In the records, each line holding "icon" must be reported.

___ RECORDS SHOWN ___

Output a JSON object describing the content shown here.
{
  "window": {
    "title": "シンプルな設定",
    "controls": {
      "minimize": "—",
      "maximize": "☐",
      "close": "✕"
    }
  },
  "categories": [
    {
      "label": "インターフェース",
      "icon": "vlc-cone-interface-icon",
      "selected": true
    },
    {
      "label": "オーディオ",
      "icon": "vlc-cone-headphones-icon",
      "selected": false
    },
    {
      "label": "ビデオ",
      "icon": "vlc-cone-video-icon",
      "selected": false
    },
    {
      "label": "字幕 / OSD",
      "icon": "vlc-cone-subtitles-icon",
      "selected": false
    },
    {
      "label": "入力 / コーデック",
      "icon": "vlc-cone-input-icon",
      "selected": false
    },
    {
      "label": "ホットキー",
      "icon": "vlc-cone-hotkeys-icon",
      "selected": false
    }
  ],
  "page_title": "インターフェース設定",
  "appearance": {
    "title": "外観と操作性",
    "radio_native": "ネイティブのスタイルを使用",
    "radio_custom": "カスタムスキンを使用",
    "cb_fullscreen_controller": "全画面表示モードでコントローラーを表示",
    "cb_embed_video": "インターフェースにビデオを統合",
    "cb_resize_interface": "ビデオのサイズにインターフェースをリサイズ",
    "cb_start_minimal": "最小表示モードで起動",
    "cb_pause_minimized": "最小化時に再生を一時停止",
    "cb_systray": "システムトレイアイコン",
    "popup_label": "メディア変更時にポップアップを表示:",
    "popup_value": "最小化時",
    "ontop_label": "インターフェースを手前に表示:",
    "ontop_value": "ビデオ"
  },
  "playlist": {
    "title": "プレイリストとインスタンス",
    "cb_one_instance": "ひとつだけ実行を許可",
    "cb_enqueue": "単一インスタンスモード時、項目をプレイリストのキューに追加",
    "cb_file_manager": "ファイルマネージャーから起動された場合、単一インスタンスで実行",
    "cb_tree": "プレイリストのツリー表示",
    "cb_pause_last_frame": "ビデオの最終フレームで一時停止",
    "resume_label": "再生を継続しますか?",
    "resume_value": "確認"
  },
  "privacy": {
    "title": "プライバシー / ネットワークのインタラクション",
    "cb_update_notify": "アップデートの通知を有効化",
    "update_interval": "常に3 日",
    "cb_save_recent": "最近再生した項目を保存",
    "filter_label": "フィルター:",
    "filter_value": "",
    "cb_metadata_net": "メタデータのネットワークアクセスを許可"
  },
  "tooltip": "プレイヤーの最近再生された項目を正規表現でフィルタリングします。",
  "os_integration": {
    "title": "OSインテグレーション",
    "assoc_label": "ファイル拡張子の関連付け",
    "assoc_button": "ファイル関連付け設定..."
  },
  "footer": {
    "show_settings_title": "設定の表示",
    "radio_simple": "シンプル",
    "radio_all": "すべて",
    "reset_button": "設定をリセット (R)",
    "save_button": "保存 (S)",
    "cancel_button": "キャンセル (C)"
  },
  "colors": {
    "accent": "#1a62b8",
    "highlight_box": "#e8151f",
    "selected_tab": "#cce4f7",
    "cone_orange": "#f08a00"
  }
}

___

**SOLUTION TO THIS PROBLEM:**
      "icon": "vlc-cone-interface-icon",
      "icon": "vlc-cone-headphones-icon",
      "icon": "vlc-cone-video-icon",
      "icon": "vlc-cone-subtitles-icon",
      "icon": "vlc-cone-input-icon",
      "icon": "vlc-cone-hotkeys-icon",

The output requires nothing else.